Illegal Monthly Passes Worth Millions Produced And Sold To Riders
SALEM – A Foxboro woman has pleaded guilty and been sentenced to jail for her role in an extensive scheme involving the production and sale of millions of dollars’ worth of illegal MBTA monthly passes, Attorney General Maura Healey announced today.
Susan Gillis, age 49, pleaded guilty on Tuesday in Essex Superior Court to charges of Receiving Stolen Property over $250 (3 counts).
After her plea was entered, Judge David A. Lowy sentenced Gillis to two-and-a-half years in the House of Correction, with one year to serve and the balance suspended for a probationary period of three years.
At various times starting in November 2007, Gillis, Alex Saunders, and Joceline Townes, each received stolen tickets from Andres Townes, an employee of an MBTA subcontractor, who was working with a female associate, Gloria Escobar.
In June 2012, Andres Townes, Escobar, Saunders, and Joceline Townes pleaded guilty in connection with the scheme. Andres Townes was sentenced to three years to three years and one day in state prison, with two years of probation to run concurrent with his sentence. Escobar was sentenced to two years in the House of Correction. Alex Saunders was sentenced to eighteen months in the House of Correction. Joceline Townes was sentenced to 3 months in the House of Correction.
The Attorney General’s Office began an investigation into the production and sale of illegal MBTA passes in March 2011, after an alert conductor noticed a pass that appeared different in color purportedly purchased by a rider on Craigslist. Further investigation showed that, while the ticket was authentic, the MBTA database had no record of it being activated and the MBTA had not received payment for it. The MBTA then discovered that more than 400 of these fraudulent passes, worth more than $70,000, were being used by passengers in March of 2011 alone.
According to authorities, the defendants advertised the illegal tickets on Craigslist and sold them either in person or through the mail to MBTA riders. The stolen tickets, valued up to $250 each, were sold by the defendants at a discounted rate with no revenue going back to the MBTA. As a result of this scheme, the defendants paid Andres Townes thousands of dollars each month based on their individual ticket sales.
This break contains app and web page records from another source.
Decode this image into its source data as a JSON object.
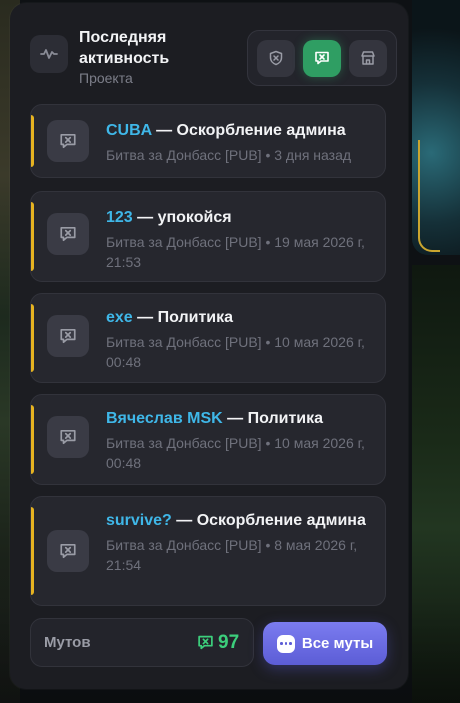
{
  "header": {
    "title": "Последняя активность",
    "subtitle": "Проекта",
    "icon": "activity-icon",
    "filters": [
      {
        "name": "shield-icon",
        "active": false
      },
      {
        "name": "mute-icon",
        "active": true
      },
      {
        "name": "store-icon",
        "active": false
      }
    ]
  },
  "items": [
    {
      "user": "CUBA",
      "sep": " — ",
      "reason": "Оскорбление админа",
      "meta": "Битва за Донбасс [PUB] • 3 дня назад"
    },
    {
      "user": "123",
      "sep": " — ",
      "reason": "упокойся",
      "meta": "Битва за Донбасс [PUB] • 19 мая 2026 г, 21:53"
    },
    {
      "user": "exe",
      "sep": " — ",
      "reason": "Политика",
      "meta": "Битва за Донбасс [PUB] • 10 мая 2026 г, 00:48"
    },
    {
      "user": "Вячеслав MSK",
      "sep": " — ",
      "reason": "Политика",
      "meta": "Битва за Донбасс [PUB] • 10 мая 2026 г, 00:48"
    },
    {
      "user": "survive?",
      "sep": " — ",
      "reason": "Оскорбление админа",
      "meta": "Битва за Донбасс [PUB] • 8 мая 2026 г, 21:54"
    }
  ],
  "footer": {
    "count_label": "Мутов",
    "count_value": "97",
    "all_button_label": "Все муты"
  },
  "colors": {
    "accent_user": "#3fb7e8",
    "stripe": "#e6b321",
    "active_filter": "#2f9e63",
    "count": "#3ccf7c",
    "button": "#6a6be4"
  }
}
Investigators discovered that all the stolen passes had been activated in Beverly, Massachusetts by a machine owned by the MBTA and used by Cubic Transportation Systems, Inc. (“Cubic”), an independent vendor which handled the sale and fulfillment of MBTA passes purchased on-line and over the telephone. According to authorities, as an employee of Cubic, Andres Townes manipulated the machine to produce authentic MBTA passes that were not recorded by the MBTA’s central computer system as having been activated and were later sold by the defendants for profit.
Investigation revealed that Andres Townes produced more than 20,000 fraudulent passes worth millions of dollars. Some of the passes produced were dated and activated for use as far in the future as November 2012.
Consumers should be aware that the MBTA does not sell passes through Craigslist, private individuals or at a discounted rate. The MBTA also does not sell passes for use in future months. If passengers hold a pass purchased this way, they may hold a pass that was fraudulently produced. Passengers who are concerned that they may have a fraudulent pass should contact the MBTA Transit Police at 617-222-1160.
The investigation was initially conducted by the MBTA and MBTA Transit Police. It was then referred to the Suffolk County District Attorney’s Office. Due to Cubic’s location in Essex County, the investigation was brought to the Attorney General’s Public Integrity Division.
This case was prosecuted by Assistant Attorney General Gina Masotta of AG Healey’s Public Integrity Division and Assistant Attorney General David Rubin. It was investigated by MBTA detectives, personnel in the MBTA’s Automated Fare Collection Department, State Police assigned to the Attorney General’s Office, Director Sallyann Nelligan of AG Healey’s Financial Investigation Division and the AG’s Digital Evidence Lab.